Try these easy steps to build better relationships with your members:
Google News Alerts can tell you when your members are in the news.You can set the search terms for your organization or names of particular members. Congratulate them with a handwritten note or even a framed copy of the article.
Celebrate new additions. We made baby Onesies with "Entrepreneur in Training" on the front and our logo. They cost about $7 each, and our members go crazy when we send them. I ask them to send photos of their babies wearing them to post in the kitchen here.
Recognize membership anniversaries. A member in Korea approached me at an event to tell me he received a letter from our executive director congratulating him on his second year with EO. Something as simple as a letter made a difference to him.
Recognize birthdays. What's easier than wishing a member a happy birthday? Why automate it when you can involve the entire staff team? We post a calendar in the kitchen, and staff sign up for days.
Don't underestimate inexpensive giveaways. When I have an upset member sharing a negative experience with me, he gets a handwritten note and an EO hat in the mail.
How should you react when you receive negative feedback? Here are a few things to try.
Let them have their say. Sometimes people just need to vent. Take good notes while they're letting it fly, and don't even think of getting defensive.
Show empathy. Responses like "I can see how that must have been frustrating" or "I'm really sorry you had that experience" can calm complainers down.
Repeat back what you heard to show you were listening. "What I'm hearing is that you're getting way too many emails from us even though you opted out of that."
Propose some kind of solution, even if it's not exactly what they want. Attach a timeframe to it that you can absolutely stick to. Say, "I'm going to check with our communications team on why that's happened and get right back to you. Can I call you on Monday at 2 p.m.?"
Close on a positive note.Say, "I really appreciate your time. Is there anything else I can do for you?"
Don't take it personally, and don't take it home with you. You can deliver your best service every day, and problems will still happen. If you internalize every negative interaction, you'll burn out fast.
Become aware of the customer-service interactions you have personally. How was your phone call with the cell phone company? What did they do that drove you crazy? The tools to learn and improve are all around us.
Online Extra Sidebar: A Few Good Books
There are hundreds of great books out there on customer service, but here’s a few of my favorites (full disclosure, the first two are EO members who came to speak to us; great books).

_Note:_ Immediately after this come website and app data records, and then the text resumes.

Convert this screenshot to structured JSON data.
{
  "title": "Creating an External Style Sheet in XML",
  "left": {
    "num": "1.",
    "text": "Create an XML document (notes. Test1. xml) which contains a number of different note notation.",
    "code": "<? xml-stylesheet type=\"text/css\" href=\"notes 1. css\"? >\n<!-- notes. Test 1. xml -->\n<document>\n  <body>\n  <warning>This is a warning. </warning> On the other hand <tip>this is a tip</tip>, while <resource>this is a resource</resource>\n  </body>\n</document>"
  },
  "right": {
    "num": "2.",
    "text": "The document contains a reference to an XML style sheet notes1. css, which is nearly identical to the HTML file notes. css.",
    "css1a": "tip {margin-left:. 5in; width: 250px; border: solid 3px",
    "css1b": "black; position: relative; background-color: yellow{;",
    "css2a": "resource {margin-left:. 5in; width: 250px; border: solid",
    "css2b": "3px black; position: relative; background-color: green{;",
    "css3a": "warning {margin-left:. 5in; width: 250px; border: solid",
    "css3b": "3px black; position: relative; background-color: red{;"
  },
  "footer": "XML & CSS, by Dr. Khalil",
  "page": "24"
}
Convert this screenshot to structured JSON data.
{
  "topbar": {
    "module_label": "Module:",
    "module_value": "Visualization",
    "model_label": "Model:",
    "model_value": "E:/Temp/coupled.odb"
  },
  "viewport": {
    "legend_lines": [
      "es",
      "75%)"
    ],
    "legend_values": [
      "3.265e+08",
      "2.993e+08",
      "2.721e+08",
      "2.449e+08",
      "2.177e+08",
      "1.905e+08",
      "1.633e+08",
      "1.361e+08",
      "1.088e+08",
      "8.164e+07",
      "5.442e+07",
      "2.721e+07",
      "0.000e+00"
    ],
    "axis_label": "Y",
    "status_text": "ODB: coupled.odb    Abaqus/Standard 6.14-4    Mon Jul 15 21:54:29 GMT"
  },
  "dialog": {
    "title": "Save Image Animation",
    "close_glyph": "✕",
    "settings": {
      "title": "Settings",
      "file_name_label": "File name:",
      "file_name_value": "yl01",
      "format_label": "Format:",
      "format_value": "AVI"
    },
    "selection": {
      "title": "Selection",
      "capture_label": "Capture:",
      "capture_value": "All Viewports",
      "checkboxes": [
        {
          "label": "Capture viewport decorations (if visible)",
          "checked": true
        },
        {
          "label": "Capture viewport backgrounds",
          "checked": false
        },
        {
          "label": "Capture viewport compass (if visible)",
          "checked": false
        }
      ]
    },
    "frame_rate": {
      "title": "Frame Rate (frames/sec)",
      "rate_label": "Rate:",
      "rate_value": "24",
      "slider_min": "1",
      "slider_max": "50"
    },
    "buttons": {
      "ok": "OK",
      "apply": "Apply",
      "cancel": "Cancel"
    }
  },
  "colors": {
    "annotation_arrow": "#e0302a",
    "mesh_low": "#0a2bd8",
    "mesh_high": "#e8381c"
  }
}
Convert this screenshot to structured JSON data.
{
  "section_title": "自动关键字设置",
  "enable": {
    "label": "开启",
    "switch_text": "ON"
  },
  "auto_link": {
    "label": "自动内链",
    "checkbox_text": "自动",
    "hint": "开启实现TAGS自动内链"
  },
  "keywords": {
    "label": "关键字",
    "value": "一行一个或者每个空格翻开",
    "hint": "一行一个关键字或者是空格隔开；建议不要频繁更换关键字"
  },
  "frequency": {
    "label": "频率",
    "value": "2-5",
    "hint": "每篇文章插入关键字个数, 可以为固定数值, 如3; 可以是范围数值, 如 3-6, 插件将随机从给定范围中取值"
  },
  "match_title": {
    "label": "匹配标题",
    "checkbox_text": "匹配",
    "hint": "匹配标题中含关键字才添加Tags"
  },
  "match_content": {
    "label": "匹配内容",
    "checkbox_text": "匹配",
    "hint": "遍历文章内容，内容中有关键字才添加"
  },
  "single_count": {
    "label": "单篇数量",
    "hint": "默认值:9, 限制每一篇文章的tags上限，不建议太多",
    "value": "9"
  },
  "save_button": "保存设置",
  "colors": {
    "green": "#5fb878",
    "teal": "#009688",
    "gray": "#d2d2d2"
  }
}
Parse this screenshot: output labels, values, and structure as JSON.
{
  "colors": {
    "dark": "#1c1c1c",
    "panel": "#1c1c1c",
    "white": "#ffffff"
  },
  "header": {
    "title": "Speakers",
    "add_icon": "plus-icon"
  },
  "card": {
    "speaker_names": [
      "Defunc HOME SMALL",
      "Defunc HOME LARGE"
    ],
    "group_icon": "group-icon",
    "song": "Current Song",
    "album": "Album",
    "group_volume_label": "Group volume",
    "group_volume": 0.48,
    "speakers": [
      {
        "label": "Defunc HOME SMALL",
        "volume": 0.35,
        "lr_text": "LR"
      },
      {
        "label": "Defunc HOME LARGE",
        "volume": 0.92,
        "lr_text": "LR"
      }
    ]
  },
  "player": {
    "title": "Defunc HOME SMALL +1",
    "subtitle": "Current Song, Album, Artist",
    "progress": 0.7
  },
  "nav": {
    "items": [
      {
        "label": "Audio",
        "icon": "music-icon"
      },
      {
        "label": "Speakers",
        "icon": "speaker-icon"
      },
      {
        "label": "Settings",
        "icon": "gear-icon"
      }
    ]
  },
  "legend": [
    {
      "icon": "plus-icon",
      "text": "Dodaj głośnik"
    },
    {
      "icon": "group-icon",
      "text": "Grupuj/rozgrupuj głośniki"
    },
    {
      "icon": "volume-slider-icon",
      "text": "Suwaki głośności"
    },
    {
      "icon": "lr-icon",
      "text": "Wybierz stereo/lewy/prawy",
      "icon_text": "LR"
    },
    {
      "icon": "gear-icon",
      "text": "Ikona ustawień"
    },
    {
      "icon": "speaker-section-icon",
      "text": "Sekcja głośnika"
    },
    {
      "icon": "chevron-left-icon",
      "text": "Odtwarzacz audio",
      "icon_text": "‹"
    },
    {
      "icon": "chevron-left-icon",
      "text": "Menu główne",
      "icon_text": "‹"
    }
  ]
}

Good to Great by Jim Collins
Online Extra Sidebar: 5 Ways to Provide Better Member Service Today
- Seek staff input.
- Seek member input, and not just board members. Find those quiet members who don’t know anything about "headquarters."
- Create a core team of staff, ideally from all department, with people who are passionate about the member service to identify member pain points, resources available, interactions with members that can be improved, and metrics to measure it all.
- Build a 12-month plan with owners and measurements. Hold regular check-in meetings.
- Collect member feedback along the way.
Miranda Barrett is vice president of membership development at the Entrepreneurs' Organization in Alexandria, Virginia. Email: [email protected]